:: INPUT DATA

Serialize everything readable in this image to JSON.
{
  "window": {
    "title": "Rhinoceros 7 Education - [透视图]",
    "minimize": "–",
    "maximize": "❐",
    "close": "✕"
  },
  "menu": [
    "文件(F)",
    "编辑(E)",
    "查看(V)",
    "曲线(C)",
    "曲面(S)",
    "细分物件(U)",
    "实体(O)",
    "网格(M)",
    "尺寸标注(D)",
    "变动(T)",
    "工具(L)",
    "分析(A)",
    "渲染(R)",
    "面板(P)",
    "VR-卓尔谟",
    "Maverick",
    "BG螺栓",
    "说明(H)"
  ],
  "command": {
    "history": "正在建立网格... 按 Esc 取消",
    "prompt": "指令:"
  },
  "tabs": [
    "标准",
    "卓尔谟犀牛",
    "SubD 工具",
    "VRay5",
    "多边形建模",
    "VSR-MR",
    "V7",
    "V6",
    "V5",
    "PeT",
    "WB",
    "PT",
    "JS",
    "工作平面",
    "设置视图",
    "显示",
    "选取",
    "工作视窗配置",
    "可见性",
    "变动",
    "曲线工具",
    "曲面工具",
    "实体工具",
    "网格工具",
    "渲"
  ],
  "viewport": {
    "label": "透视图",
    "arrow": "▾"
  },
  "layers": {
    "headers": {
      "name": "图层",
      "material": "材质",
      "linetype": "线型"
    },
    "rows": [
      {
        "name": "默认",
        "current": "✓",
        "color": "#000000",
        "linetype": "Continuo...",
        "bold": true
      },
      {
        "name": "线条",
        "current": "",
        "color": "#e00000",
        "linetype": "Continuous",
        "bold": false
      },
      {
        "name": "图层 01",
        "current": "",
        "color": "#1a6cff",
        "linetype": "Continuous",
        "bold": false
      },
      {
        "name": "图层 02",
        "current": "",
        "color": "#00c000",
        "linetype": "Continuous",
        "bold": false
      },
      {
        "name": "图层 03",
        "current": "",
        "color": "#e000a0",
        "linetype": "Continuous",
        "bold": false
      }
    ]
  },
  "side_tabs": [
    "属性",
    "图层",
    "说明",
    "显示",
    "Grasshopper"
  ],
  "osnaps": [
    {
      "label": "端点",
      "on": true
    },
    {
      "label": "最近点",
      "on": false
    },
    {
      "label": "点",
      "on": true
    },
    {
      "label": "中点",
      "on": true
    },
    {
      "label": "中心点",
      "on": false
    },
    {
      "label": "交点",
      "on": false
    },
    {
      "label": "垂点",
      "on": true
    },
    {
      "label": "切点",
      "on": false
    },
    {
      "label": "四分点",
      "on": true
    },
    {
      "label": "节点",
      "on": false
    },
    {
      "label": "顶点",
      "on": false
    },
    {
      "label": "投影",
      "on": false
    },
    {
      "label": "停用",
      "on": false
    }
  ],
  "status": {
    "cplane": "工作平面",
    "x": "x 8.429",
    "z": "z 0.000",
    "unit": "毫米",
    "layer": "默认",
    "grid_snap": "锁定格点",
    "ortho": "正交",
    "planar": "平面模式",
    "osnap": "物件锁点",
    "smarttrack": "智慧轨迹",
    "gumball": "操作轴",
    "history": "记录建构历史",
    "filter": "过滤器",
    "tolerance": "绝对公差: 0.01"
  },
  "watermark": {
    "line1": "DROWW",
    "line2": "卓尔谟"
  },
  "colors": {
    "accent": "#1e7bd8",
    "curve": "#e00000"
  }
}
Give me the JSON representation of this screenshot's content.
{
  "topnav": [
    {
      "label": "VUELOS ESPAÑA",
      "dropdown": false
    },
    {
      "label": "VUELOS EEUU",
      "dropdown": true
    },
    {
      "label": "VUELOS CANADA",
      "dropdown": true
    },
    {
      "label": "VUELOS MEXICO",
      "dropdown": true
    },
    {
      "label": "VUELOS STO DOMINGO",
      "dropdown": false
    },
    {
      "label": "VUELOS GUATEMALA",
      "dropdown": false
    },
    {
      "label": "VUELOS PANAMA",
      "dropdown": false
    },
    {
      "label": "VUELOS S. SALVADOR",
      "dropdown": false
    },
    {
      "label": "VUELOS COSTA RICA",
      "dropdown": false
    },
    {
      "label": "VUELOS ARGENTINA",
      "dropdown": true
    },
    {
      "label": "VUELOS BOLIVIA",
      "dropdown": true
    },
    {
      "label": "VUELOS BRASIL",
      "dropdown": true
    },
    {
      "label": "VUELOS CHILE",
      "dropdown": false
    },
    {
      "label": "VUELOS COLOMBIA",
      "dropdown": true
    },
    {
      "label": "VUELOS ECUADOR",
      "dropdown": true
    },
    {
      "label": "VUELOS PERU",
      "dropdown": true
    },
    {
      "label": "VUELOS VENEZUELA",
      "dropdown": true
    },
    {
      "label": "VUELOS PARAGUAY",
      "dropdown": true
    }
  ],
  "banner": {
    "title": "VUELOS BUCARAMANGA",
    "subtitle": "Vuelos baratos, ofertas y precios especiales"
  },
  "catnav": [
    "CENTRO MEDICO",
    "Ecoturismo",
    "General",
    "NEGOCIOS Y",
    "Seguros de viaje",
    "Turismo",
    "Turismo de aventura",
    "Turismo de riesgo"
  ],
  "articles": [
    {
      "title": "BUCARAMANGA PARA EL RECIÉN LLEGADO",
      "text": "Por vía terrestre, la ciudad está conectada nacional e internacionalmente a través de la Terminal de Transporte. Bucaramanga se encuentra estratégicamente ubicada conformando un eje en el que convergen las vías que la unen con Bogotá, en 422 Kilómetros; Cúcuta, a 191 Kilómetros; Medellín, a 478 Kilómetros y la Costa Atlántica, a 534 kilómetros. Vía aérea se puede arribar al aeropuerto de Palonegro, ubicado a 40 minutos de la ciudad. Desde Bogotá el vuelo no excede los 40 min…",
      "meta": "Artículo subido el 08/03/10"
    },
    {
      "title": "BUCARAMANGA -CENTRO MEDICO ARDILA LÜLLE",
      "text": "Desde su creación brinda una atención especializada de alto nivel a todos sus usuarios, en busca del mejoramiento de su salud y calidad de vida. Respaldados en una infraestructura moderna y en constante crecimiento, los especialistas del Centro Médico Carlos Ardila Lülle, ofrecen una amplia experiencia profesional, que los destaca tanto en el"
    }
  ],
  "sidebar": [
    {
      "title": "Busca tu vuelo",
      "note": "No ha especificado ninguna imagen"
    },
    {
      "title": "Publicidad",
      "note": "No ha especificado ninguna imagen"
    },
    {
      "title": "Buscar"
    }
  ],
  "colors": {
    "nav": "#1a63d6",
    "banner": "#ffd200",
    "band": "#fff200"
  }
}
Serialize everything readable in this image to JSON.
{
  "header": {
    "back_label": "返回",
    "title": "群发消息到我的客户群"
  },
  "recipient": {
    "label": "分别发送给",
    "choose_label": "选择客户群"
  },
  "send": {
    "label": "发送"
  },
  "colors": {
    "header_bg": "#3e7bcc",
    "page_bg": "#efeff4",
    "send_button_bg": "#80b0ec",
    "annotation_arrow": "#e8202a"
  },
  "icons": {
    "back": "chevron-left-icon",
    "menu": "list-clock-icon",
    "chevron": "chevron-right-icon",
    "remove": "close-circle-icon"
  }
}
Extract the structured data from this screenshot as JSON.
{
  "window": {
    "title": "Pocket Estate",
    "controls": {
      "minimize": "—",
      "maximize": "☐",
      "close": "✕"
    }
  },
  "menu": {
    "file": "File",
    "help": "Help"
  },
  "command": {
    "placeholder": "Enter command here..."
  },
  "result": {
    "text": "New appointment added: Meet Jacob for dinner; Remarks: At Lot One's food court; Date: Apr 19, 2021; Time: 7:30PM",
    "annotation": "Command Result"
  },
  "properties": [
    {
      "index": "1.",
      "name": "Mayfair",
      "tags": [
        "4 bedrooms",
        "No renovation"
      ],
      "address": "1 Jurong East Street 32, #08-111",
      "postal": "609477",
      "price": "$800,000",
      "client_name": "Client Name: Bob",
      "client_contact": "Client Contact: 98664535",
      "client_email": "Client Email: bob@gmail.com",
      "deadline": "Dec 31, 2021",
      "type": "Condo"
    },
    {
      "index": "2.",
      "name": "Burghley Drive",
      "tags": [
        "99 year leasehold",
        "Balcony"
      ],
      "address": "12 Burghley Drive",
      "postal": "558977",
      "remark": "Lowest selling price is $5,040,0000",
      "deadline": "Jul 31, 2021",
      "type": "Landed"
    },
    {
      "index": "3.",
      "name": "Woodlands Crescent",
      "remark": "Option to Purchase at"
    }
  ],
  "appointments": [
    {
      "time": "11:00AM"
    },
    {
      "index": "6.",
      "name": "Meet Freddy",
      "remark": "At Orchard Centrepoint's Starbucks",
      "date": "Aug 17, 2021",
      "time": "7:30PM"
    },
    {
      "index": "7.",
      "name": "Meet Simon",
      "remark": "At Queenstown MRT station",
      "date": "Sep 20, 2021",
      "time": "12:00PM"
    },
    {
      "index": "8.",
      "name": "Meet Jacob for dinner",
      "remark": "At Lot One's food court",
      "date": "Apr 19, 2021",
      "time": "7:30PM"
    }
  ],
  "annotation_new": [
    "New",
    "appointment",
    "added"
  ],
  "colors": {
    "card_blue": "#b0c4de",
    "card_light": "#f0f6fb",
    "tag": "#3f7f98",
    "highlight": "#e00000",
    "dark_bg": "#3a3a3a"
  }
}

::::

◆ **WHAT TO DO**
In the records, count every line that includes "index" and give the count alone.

◆ **EXERCISE RESPONSE**
6